I am not a vegetarian. However, I can certainly appreciate a meal every now and then that doesn’t contain actual meat. When I lived on Busch Campus my sophomore year, I had class at 9 am on a different campus. This meant going to the dining hall and grabbing some breakfast before hopping on the bus. Day after day, I’d watch the cooks at the “Create-your-own” omelette station. The process didn’t seem that difficult and everything was cooked in one pan anyway.
Omelettes can be a real confidence booster for those of you who don’t usually cook. The process is one of the easiest to follow and you’ll get some experience controlling the heat of your pan as well.
- 2 Eggs, beaten
- 2-3 Mushrooms
- Green/Red Peppers
- A few slices of shallot or onion (optional)
- 1 Slice of American Cheese
- Parmesan Cheese
- Garlic Powder
- Black Pepper
I honestly dislike adding any salt to my food…but it’s proven that a little bit of salt will wake up your palate. Meaning…you’ll be able to taste the true flavors of your food better. In the professional culinary world, the “mandatory” ingredients are always salt and pepper.
STEP ONE: VEGGIES
After everything’s been sliced up, throw it into a small frying pan. You absolutely must use a small frying pan because this is going to be what shapes your omelette. Add a few dashes of garlic powder for flavor, a tiny pinch of salt, and some black pepper if you want. AGAIN – WITH SPICES, IF YOU’RE UNSURE OF HOW MUCH TO ADD, PLAY IT SAFE AND ADD LESS.
- Saute this for a bit on medium / medium-high heat until the mushrooms shrink a little and everything begins to brown.
- In this demo, I actually let it brown too much at first….which is why it looks burnt in one of the pictures. (Learn from these mistakes)
STEP TWO: EGGS
Now you can add your beaten eggs right into the pan. Make sure there’s still a bit of oil in your pan with the veggies. If there isn’t, add a little bit more and wait a few seconds for it to heat up before adding the egg.
During this step, your goal is to focus on the perimeter of the omelette. Pick up your pan and tilt it in different directions to fill in parts of the edge that are already cooked. This speeds up the cooking process but also ensures consistency.
Most likely, you’ll have a few air bubbles like I do here, use your spatula to pop these if possible. Otherwise the bubbles will just pop later and your final product might look like swiss cheese.
STEP THREE: FLIP!!!!
Learning to have complete control over your pan will take time. It can also become an extremely messy process but once you master it, you can elevate your cooking game to an entirely different level. Using the tip your spatula, go around the entire edge of the omelette, getting under it just enough to make sure the sides aren’t sticking.
If you don’t want to learn how to flip right this moment, you can keep it on one side but continue distributing the runny, uncooked egg in the center.
Here’s a quick and simple video outlining the basics of flipping eggs.
- One quick note about flipping an omelette.
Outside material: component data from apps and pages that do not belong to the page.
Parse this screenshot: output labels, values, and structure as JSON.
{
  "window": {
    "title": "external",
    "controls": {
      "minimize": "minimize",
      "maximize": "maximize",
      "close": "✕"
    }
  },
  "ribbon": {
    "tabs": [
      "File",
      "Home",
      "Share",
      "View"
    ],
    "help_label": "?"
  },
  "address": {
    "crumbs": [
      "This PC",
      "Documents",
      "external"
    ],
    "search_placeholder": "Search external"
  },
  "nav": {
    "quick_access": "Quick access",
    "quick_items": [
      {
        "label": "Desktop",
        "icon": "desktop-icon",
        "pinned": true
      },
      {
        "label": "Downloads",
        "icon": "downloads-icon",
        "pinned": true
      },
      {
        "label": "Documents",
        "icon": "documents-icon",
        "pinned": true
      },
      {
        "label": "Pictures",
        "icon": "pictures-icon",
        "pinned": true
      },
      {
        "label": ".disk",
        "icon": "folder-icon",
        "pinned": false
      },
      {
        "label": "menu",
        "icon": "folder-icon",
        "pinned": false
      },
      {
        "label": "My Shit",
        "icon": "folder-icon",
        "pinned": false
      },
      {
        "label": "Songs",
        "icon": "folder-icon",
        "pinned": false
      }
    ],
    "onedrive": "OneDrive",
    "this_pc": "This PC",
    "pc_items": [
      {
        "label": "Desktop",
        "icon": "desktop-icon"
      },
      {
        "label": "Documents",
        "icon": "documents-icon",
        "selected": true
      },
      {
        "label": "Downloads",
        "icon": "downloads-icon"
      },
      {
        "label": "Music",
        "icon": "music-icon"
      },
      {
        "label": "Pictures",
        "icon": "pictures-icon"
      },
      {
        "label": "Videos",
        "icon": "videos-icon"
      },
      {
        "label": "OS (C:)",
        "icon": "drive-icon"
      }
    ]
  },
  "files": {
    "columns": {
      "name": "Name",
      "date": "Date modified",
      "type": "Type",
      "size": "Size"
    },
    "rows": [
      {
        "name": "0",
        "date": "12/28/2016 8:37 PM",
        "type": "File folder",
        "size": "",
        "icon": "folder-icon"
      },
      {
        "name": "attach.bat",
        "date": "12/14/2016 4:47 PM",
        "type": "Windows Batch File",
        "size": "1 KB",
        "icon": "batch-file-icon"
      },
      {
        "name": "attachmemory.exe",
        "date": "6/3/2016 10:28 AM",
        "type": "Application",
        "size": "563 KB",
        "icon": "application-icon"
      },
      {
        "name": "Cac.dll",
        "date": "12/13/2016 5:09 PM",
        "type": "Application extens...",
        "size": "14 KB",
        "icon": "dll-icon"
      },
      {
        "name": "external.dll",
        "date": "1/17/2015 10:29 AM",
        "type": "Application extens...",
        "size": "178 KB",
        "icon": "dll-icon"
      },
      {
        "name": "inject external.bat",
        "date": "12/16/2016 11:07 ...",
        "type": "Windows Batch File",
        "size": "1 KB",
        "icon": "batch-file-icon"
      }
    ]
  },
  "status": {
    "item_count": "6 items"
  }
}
It doesn’t need to be completely cooked in the center before you flip your omelette.
Toss on your American cheese. I rip it in half so that it’s spread out more evenly. Keep in mind, we’re going to fold one side of the omelette over.
STEP FOUR: THE FOLD
You don’t need to wait for the American cheese to melt before folding. All the heat from the egg will take care of that for you. If you’re right handed like me, pick up the frying pan with your left hand and tilt it towards the right. With your spatula, get under the omelette about half way. Fold the omelette in half with your spatula hand doing most of the work. Your left hand should balance the pan and aid in making the fold clean.
Shred some parmesan cheese on top and add some black pepper.
You can honestly turn off the heat at this point if you have a lid for your pan. Cover, and the carry-over heat from the pan will melt the cheese for you. Once it’s melted, slice up a grape tomato or two and place it on top. Not only does this make your omelette look a little more aesthetically appealing, it also adds a bite of freshness to something that might feel greasy and heavy to some people.
Although I can cook, I’m not much of a baker. Picked these up from Shop Rite and popped it in the toaster oven for about two minutes. Keep your eye on it, they can burn easily and you only need to caramelize the sugar on the top a bit.
Part of why I love watching the seasons change is because all produce and fruit have their prime seasons. As the weather gets warmer, fruit like peaches and nectarines begin getting sweeter. Slice some up and add it to your pastry to add a little freshness.
AND BINGO! You have just created a nice and simple brunch that will give you the energy to enjoy your day. All without any meat!